DCPS cites Zvi v. Ambach, 520 F. Supp. 196 (E.D.N.Y.1981), affirmed, 694 F.2d 904 (2d Cir.1982) in support of its argument. In that case, the parents and the public school system argued whether the school system should place and fund Zvi in a private special educational placement at The Alternative School for the 1978 -- 1979 school year, where his mother had enrolled him during the 1977 -- 1978 school year. A hearing was scheduled, but before the hearing the matter was settled by a letter agreement dated November 27, 1978. 520 F. Supp. at 198. In that letter, the school committee agreed to fund his placement at The Alternative School for 1978 -- 1979 but not for 1977 -- 1978. The agreement also provided:
This funding is being provided with the stipulation that a review of Zvi's classification will be conducted at the end of the current year with a view towards placing him in an appropriate public program in September, 1979.
Id. When the parties could not agree upon a placement for the 1979 -- 1980 school year, the parents initiated administrative proceedings. A hearing officer ordered the committee to fund him in the private school for the 1979 -- 1980 school year because the committee had failed to have a physician present at the classification hearing. Zvi attended the same private school during 1980 -- 1981 despite a contrary recommendation by the committee. His parents again initiated administrative proceedings and argued, pursuant to 20 U.S.C. § 1415(e)(3), that pending a final determination of their appeal, Zvi's placement for 1980 -- 1981 was The Alternative School. 520 F. Supp. at 203.
The trial court ruled that the committee was not financially responsible for Zvi's placement at the private school. The Court reasoned that "since he was not promised and was not receiving public funding when the proceedings [regarding the 1980 -- 1981 school year] were initiated and since he began the new school year in his private program without any new assurances, he is not entitled to public funding during the pendency of the proceedings." Id.
In reaching this decision, the district court concluded that for the purposes of the "status quo" provision found in 20 U.S.C. § 1415(e)(3), the proceedings referred to in that section commenced when the parents presented a complaint to the committee regarding the proposed educational placement. Since Zvi's mother did not file the complaint until sometime after July 17, 1980 at a time when Zvi had not been promised and was not receiving public funding because he was no longer in school, the status quo provision did not apply. Section 1415(e)(3) provides:

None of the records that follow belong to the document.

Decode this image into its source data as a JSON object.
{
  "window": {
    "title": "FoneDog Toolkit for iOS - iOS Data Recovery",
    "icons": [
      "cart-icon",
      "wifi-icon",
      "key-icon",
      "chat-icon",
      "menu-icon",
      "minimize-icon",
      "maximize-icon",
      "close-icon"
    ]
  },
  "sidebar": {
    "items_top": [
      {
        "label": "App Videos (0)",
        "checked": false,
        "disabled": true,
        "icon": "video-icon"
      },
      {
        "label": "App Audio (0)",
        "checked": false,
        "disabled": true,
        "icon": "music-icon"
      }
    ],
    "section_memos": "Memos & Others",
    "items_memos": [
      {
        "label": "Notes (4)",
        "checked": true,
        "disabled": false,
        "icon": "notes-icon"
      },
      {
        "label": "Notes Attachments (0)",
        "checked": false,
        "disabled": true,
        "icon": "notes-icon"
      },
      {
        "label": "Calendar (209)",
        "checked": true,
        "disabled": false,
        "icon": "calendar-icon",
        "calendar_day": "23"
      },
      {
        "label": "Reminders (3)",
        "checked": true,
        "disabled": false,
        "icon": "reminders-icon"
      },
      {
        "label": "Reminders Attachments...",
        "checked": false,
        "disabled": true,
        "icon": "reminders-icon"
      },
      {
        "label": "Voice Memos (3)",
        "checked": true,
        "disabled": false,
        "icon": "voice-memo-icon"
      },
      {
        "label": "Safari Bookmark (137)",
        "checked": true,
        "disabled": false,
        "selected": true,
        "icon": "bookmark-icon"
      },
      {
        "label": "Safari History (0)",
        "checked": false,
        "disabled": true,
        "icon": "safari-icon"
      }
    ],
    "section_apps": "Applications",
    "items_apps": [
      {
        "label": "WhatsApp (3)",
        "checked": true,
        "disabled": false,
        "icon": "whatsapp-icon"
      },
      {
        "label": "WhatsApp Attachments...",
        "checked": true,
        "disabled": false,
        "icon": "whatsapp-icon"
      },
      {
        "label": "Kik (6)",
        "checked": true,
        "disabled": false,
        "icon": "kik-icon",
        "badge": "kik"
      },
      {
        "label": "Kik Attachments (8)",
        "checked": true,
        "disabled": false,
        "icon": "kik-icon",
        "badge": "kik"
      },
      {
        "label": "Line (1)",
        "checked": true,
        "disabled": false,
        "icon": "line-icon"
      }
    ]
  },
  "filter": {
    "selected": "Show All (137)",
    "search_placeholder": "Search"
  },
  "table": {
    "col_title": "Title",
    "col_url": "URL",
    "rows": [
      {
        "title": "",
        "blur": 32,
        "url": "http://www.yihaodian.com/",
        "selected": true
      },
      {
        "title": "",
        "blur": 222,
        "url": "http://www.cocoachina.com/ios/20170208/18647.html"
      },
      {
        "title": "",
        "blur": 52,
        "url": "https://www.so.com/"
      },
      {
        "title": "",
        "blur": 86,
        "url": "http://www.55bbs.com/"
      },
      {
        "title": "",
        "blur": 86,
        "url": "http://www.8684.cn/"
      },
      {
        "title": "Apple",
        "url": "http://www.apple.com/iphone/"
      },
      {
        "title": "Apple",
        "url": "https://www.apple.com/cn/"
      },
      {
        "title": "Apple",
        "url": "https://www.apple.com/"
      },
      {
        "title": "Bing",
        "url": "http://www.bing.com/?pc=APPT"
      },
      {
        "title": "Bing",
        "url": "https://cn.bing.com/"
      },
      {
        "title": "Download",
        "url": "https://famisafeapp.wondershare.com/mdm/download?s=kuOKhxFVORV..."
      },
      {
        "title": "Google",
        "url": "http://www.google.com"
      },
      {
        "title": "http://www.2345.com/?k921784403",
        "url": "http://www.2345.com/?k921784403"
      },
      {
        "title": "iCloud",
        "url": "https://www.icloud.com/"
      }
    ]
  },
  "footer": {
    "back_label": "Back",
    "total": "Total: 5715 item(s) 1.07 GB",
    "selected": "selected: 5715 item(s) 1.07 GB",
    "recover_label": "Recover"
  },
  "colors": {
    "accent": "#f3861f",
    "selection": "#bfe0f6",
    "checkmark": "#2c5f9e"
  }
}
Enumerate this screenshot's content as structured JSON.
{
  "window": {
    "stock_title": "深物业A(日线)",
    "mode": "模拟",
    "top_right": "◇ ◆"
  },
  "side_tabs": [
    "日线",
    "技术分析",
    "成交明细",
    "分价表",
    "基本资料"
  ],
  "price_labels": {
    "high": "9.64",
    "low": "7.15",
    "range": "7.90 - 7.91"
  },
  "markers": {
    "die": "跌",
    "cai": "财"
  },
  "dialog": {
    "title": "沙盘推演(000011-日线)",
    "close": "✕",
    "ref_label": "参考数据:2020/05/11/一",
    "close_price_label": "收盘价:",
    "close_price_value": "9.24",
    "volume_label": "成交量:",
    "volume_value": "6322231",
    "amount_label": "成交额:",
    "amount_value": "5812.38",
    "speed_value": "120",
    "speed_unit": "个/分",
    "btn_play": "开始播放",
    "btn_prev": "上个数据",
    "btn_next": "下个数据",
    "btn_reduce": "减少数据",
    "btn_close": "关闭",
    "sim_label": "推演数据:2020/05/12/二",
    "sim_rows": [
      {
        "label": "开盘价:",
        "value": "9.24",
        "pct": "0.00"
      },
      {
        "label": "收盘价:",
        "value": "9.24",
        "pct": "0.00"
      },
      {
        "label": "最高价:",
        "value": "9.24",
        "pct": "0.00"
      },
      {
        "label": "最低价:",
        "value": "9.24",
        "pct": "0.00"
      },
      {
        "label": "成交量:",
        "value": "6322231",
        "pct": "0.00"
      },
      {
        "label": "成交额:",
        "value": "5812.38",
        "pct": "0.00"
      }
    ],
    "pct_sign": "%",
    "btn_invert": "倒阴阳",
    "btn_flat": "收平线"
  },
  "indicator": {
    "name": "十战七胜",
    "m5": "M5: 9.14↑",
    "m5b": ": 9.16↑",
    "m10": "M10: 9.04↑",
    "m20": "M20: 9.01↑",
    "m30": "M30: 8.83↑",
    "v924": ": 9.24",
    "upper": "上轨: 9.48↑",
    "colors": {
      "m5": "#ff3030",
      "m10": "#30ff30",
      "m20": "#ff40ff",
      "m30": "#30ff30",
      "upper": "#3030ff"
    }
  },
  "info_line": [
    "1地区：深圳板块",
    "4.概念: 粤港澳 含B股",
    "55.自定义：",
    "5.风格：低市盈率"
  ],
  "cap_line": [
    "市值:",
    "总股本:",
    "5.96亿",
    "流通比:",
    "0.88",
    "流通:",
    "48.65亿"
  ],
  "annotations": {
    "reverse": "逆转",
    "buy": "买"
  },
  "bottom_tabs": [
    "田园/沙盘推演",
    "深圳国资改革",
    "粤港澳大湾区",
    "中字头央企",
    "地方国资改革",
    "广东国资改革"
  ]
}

During the pendency of any proceedings conducted pursuant to this section, unless the State or local educational agency and the parents or guardian otherwise agree, the child shall remain in the then current educational placement of such child, or, if applying for initial admission to a public school, shall, with the consent of the parents or guardian, be placed in the public school program until all such proceedings have been completed.